  6. ^ a b Rosellini RA, Svare BB, Rhodes ME, Frye CA (November 2001). "The testosterone metabolite and neurosteroid 3alpha-androstanediol may mediate the effects of testosterone on conditioned place preference". Brain Res. Brain Res. Rev. 37 (1-3): 162–71. PMID 11744084. 
  7. ^ a b Fernández-Guasti A, Martínez-Mota L (September 2005). "Anxiolytic-like actions of testosterone in the burying behavior test: role of androgen and GABA-benzodiazepine receptors". Psychoneuroendocrinology 30 (8): 762–70. doi:10.1016/j.psyneuen.2005.03.006. PMID 15919582. 
  8. ^ Sánchez Montoya EL, Hernández L, Barreto-Estrada JL, Ortiz JG, Jorge JC (November 2010). "The testosterone metabolite 3α-diol enhances female rat sexual motivation when infused in the nucleus accumbens shell". J Sex Med 7 (11): 3598–609. doi:10.1111/j.1743-6109.2010.01937.x. PMID 20646182. 
  9. ^ Reddy DS (March 2004). "Anticonvulsant activity of the testosterone-derived neurosteroid 3alpha-androstanediol". Neuroreport 15 (3): 515–8. PMID 15094514. 

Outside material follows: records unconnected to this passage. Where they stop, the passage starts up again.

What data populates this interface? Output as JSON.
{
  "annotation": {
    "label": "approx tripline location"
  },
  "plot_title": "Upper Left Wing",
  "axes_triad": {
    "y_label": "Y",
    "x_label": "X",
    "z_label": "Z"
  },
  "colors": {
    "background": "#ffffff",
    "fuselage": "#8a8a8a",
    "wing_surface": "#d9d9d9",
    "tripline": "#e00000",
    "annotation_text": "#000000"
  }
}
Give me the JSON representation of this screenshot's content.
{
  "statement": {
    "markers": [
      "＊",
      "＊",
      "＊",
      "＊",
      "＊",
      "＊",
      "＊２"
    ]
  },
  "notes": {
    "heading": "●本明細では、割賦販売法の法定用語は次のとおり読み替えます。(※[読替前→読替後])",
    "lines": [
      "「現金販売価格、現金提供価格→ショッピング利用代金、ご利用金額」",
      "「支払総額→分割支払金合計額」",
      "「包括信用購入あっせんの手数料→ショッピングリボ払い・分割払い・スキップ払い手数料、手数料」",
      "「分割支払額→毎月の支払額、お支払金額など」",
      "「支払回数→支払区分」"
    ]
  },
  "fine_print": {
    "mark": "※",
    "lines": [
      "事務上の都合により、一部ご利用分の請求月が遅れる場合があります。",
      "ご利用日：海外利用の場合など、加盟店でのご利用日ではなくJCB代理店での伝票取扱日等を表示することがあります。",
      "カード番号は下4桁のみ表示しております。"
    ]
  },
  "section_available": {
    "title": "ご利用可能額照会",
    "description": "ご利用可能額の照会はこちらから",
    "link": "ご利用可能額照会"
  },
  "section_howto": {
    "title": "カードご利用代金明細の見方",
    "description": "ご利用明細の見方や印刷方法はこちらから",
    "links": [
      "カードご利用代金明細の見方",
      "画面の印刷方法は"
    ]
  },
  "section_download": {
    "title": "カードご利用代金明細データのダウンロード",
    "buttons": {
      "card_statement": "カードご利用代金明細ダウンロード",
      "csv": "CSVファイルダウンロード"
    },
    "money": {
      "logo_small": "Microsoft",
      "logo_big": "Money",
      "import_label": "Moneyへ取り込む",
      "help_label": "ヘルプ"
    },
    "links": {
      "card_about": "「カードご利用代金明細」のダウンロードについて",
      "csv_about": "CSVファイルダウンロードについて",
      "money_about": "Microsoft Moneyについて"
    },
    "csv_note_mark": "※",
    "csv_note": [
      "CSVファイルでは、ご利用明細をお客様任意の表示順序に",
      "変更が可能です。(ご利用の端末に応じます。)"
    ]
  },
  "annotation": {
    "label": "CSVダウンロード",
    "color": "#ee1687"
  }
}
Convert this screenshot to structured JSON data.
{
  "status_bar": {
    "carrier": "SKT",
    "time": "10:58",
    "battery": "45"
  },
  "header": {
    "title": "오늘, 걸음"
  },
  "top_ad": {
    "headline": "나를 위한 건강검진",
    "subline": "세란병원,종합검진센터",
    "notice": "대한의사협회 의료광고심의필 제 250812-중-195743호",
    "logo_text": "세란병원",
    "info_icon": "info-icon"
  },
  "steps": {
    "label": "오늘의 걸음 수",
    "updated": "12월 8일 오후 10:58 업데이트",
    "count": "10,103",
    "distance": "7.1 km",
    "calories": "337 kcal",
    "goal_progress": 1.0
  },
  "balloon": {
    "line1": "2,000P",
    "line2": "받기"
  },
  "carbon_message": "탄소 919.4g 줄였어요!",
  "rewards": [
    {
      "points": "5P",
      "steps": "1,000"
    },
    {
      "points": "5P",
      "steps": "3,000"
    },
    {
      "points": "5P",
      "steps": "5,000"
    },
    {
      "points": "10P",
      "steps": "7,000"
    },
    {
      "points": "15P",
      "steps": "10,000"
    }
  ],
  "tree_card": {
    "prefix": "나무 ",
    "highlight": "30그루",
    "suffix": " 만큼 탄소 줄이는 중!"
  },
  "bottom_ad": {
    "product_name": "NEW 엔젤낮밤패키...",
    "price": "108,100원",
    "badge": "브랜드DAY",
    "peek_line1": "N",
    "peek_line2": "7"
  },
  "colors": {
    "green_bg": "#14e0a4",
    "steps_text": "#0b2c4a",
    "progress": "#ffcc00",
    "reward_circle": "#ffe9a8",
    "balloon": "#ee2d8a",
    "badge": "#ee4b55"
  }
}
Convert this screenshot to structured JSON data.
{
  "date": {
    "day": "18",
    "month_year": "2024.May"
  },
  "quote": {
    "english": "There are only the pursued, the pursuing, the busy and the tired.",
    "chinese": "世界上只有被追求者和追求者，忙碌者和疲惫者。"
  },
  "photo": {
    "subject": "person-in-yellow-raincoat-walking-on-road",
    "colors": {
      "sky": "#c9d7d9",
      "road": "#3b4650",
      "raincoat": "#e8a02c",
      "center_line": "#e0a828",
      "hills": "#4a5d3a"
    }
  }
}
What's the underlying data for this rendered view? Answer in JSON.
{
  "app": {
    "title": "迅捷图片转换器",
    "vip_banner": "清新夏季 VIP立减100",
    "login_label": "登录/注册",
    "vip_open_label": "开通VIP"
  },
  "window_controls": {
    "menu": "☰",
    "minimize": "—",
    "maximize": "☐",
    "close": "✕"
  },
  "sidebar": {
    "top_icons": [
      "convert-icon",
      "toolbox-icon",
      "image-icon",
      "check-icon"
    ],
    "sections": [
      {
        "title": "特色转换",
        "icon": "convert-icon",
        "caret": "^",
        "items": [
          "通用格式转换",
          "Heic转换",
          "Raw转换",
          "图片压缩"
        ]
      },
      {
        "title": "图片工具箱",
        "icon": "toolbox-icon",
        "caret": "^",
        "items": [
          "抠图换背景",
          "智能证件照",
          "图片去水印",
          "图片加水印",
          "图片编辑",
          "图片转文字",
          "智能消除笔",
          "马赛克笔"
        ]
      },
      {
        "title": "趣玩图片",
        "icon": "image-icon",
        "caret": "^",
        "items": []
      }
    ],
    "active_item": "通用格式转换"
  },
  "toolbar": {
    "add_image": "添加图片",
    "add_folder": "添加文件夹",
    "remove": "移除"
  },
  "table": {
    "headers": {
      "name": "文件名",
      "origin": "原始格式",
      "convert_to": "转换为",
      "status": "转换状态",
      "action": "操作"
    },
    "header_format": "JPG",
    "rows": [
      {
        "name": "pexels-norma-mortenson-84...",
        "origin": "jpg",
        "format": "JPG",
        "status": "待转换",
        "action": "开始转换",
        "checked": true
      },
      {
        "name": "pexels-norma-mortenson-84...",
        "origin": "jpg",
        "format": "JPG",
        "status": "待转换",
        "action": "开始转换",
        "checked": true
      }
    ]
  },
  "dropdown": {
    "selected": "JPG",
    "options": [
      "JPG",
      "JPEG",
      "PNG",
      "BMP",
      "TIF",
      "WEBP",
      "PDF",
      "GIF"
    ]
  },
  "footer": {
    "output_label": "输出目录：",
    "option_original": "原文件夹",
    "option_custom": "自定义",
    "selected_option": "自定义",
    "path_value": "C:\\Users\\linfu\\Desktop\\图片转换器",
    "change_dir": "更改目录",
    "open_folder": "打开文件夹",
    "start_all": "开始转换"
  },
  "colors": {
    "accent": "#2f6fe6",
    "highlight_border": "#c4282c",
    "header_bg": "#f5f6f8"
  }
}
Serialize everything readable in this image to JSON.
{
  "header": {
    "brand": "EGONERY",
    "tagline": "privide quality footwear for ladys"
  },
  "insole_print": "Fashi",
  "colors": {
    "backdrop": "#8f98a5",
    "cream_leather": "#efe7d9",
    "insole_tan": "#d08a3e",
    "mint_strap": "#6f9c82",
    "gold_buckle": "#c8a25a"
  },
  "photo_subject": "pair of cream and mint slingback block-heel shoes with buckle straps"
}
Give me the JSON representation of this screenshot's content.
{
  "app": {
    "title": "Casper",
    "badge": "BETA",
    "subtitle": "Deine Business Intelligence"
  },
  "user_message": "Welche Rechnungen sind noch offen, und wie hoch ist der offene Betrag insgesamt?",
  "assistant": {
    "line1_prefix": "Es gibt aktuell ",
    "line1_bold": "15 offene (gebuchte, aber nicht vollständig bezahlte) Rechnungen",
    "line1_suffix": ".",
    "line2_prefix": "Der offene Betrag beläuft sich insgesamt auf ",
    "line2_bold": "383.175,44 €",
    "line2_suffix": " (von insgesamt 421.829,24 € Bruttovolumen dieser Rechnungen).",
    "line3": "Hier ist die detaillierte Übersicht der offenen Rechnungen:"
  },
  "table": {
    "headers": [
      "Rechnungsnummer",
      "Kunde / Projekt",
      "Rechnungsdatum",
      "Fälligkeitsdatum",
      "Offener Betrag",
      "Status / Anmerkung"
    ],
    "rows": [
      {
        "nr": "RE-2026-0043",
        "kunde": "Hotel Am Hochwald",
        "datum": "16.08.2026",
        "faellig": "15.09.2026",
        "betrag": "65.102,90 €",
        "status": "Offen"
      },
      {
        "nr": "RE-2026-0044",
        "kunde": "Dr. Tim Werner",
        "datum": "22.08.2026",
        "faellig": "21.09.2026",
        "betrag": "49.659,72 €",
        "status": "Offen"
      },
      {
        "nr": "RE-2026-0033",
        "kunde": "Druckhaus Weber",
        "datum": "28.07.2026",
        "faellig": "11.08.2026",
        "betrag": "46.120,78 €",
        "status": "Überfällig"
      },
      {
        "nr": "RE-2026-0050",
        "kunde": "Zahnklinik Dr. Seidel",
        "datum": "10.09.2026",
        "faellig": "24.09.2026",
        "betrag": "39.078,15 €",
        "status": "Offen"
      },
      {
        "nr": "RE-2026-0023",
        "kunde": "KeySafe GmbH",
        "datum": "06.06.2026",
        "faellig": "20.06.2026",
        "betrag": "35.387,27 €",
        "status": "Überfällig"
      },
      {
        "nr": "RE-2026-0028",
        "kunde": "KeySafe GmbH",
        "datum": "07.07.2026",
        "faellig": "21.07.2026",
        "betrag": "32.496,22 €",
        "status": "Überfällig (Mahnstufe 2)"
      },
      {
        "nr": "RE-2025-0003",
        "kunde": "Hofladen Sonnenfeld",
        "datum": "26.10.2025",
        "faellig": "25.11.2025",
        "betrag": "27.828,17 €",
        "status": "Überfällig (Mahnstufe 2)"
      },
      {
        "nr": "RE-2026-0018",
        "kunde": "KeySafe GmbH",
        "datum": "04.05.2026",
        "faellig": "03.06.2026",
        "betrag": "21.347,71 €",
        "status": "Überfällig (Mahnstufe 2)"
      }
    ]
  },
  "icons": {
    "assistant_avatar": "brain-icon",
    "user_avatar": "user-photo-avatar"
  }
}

  10. ^ a b Reddy DS (2004). "Testosterone modulation of seizure susceptibility is mediated by neurosteroids 3alpha-androstanediol and 17beta-estradiol". Neuroscience 129 (1): 195–207. doi:10.1016/j.neuroscience.2004.08.002. PMID 15489042.